Problem to solve =
Every entry below is to be returned unchanged. Images are not part of the copy.

(Source material begins)

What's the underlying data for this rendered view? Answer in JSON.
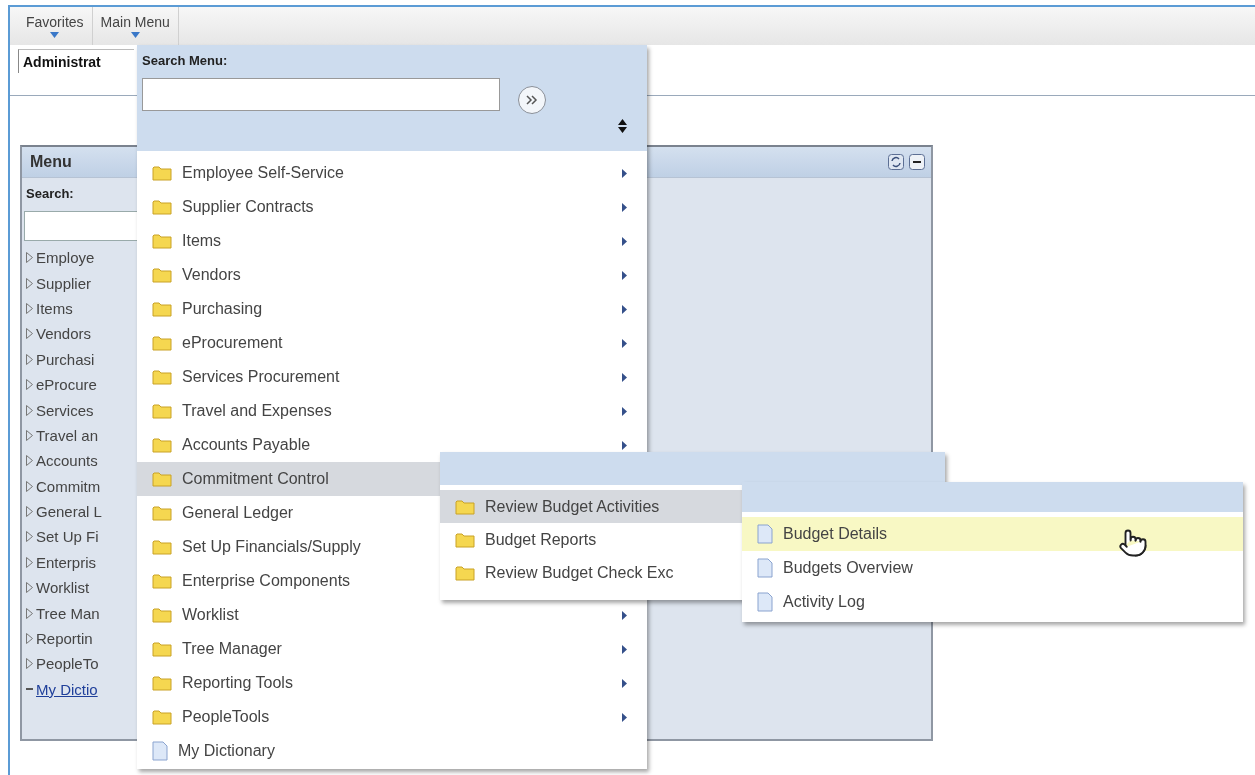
{
  "top_nav": {
    "items": [
      {
        "label": "Favorites"
      },
      {
        "label": "Main Menu"
      }
    ]
  },
  "page_tab": {
    "label": "Administrat"
  },
  "menu_pagelet": {
    "title": "Menu",
    "search_label": "Search:",
    "items": [
      {
        "label": "Employe",
        "kind": "folder"
      },
      {
        "label": "Supplier",
        "kind": "folder"
      },
      {
        "label": "Items",
        "kind": "folder"
      },
      {
        "label": "Vendors",
        "kind": "folder"
      },
      {
        "label": "Purchasi",
        "kind": "folder"
      },
      {
        "label": "eProcure",
        "kind": "folder"
      },
      {
        "label": "Services",
        "kind": "folder"
      },
      {
        "label": "Travel an",
        "kind": "folder"
      },
      {
        "label": "Accounts",
        "kind": "folder"
      },
      {
        "label": "Commitm",
        "kind": "folder"
      },
      {
        "label": "General L",
        "kind": "folder"
      },
      {
        "label": "Set Up Fi",
        "kind": "folder"
      },
      {
        "label": "Enterpris",
        "kind": "folder"
      },
      {
        "label": "Worklist",
        "kind": "folder"
      },
      {
        "label": "Tree Man",
        "kind": "folder"
      },
      {
        "label": "Reportin",
        "kind": "folder"
      },
      {
        "label": "PeopleTo",
        "kind": "folder"
      },
      {
        "label": "My Dictio",
        "kind": "link"
      }
    ]
  },
  "main_menu": {
    "search_label": "Search Menu:",
    "items": [
      {
        "label": "Employee Self-Service",
        "kind": "folder",
        "arrow": true,
        "selected": false
      },
      {
        "label": "Supplier Contracts",
        "kind": "folder",
        "arrow": true,
        "selected": false
      },
      {
        "label": "Items",
        "kind": "folder",
        "arrow": true,
        "selected": false
      },
      {
        "label": "Vendors",
        "kind": "folder",
        "arrow": true,
        "selected": false
      },
      {
        "label": "Purchasing",
        "kind": "folder",
        "arrow": true,
        "selected": false
      },
      {
        "label": "eProcurement",
        "kind": "folder",
        "arrow": true,
        "selected": false
      },
      {
        "label": "Services Procurement",
        "kind": "folder",
        "arrow": true,
        "selected": false
      },
      {
        "label": "Travel and Expenses",
        "kind": "folder",
        "arrow": true,
        "selected": false
      },
      {
        "label": "Accounts Payable",
        "kind": "folder",
        "arrow": true,
        "selected": false
      },
      {
        "label": "Commitment Control",
        "kind": "folder",
        "selected": true
      },
      {
        "label": "General Ledger",
        "kind": "folder",
        "selected": false
      },
      {
        "label": "Set Up Financials/Supply",
        "kind": "folder",
        "selected": false
      },
      {
        "label": "Enterprise Components",
        "kind": "folder",
        "selected": false
      },
      {
        "label": "Worklist",
        "kind": "folder",
        "arrow": true,
        "selected": false
      },
      {
        "label": "Tree Manager",
        "kind": "folder",
        "arrow": true,
        "selected": false
      },
      {
        "label": "Reporting Tools",
        "kind": "folder",
        "arrow": true,
        "selected": false
      },
      {
        "label": "PeopleTools",
        "kind": "folder",
        "arrow": true,
        "selected": false
      },
      {
        "label": "My Dictionary",
        "kind": "page",
        "arrow": false,
        "selected": false
      }
    ]
  },
  "submenu": {
    "items": [
      {
        "label": "Review Budget Activities",
        "kind": "folder",
        "selected": true
      },
      {
        "label": "Budget Reports",
        "kind": "folder",
        "selected": false
      },
      {
        "label": "Review Budget Check Exc",
        "kind": "folder",
        "selected": false
      }
    ]
  },
  "submenu_2": {
    "items": [
      {
        "label": "Budget Details",
        "kind": "page",
        "selected": true
      },
      {
        "label": "Budgets Overview",
        "kind": "page",
        "selected": false
      },
      {
        "label": "Activity Log",
        "kind": "page",
        "selected": false
      }
    ]
  }
}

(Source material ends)

Solution below =
What's the underlying data for this rendered view? Answer in JSON.
{
  "top_nav": {
    "items": [
      {
        "label": "Favorites"
      },
      {
        "label": "Main Menu"
      }
    ]
  },
  "page_tab": {
    "label": "Administrat"
  },
  "menu_pagelet": {
    "title": "Menu",
    "search_label": "Search:",
    "items": [
      {
        "label": "Employe",
        "kind": "folder"
      },
      {
        "label": "Supplier",
        "kind": "folder"
      },
      {
        "label": "Items",
        "kind": "folder"
      },
      {
        "label": "Vendors",
        "kind": "folder"
      },
      {
        "label": "Purchasi",
        "kind": "folder"
      },
      {
        "label": "eProcure",
        "kind": "folder"
      },
      {
        "label": "Services",
        "kind": "folder"
      },
      {
        "label": "Travel an",
        "kind": "folder"
      },
      {
        "label": "Accounts",
        "kind": "folder"
      },
      {
        "label": "Commitm",
        "kind": "folder"
      },
      {
        "label": "General L",
        "kind": "folder"
      },
      {
        "label": "Set Up Fi",
        "kind": "folder"
      },
      {
        "label": "Enterpris",
        "kind": "folder"
      },
      {
        "label": "Worklist",
        "kind": "folder"
      },
      {
        "label": "Tree Man",
        "kind": "folder"
      },
      {
        "label": "Reportin",
        "kind": "folder"
      },
      {
        "label": "PeopleTo",
        "kind": "folder"
      },
      {
        "label": "My Dictio",
        "kind": "link"
      }
    ]
  },
  "main_menu": {
    "search_label": "Search Menu:",
    "items": [
      {
        "label": "Employee Self-Service",
        "kind": "folder",
        "arrow": true,
        "selected": false
      },
      {
        "label": "Supplier Contracts",
        "kind": "folder",
        "arrow": true,
        "selected": false
      },
      {
        "label": "Items",
        "kind": "folder",
        "arrow": true,
        "selected": false
      },
      {
        "label": "Vendors",
        "kind": "folder",
        "arrow": true,
        "selected": false
      },
      {
        "label": "Purchasing",
        "kind": "folder",
        "arrow": true,
        "selected": false
      },
      {
        "label": "eProcurement",
        "kind": "folder",
        "arrow": true,
        "selected": false
      },
      {
        "label": "Services Procurement",
        "kind": "folder",
        "arrow": true,
        "selected": false
      },
      {
        "label": "Travel and Expenses",
        "kind": "folder",
        "arrow": true,
        "selected": false
      },
      {
        "label": "Accounts Payable",
        "kind": "folder",
        "arrow": true,
        "selected": false
      },
      {
        "label": "Commitment Control",
        "kind": "folder",
        "selected": true
      },
      {
        "label": "General Ledger",
        "kind": "folder",
        "selected": false
      },
      {
        "label": "Set Up Financials/Supply",
        "kind": "folder",
        "selected": false
      },
      {
        "label": "Enterprise Components",
        "kind": "folder",
        "selected": false
      },
      {
        "label": "Worklist",
        "kind": "folder",
        "arrow": true,
        "selected": false
      },
      {
        "label": "Tree Manager",
        "kind": "folder",
        "arrow": true,
        "selected": false
      },
      {
        "label": "Reporting Tools",
        "kind": "folder",
        "arrow": true,
        "selected": false
      },
      {
        "label": "PeopleTools",
        "kind": "folder",
        "arrow": true,
        "selected": false
      },
      {
        "label": "My Dictionary",
        "kind": "page",
        "arrow": false,
        "selected": false
      }
    ]
  },
  "submenu": {
    "items": [
      {
        "label": "Review Budget Activities",
        "kind": "folder",
        "selected": true
      },
      {
        "label": "Budget Reports",
        "kind": "folder",
        "selected": false
      },
      {
        "label": "Review Budget Check Exc",
        "kind": "folder",
        "selected": false
      }
    ]
  },
  "submenu_2": {
    "items": [
      {
        "label": "Budget Details",
        "kind": "page",
        "selected": true
      },
      {
        "label": "Budgets Overview",
        "kind": "page",
        "selected": false
      },
      {
        "label": "Activity Log",
        "kind": "page",
        "selected": false
      }
    ]
  }
}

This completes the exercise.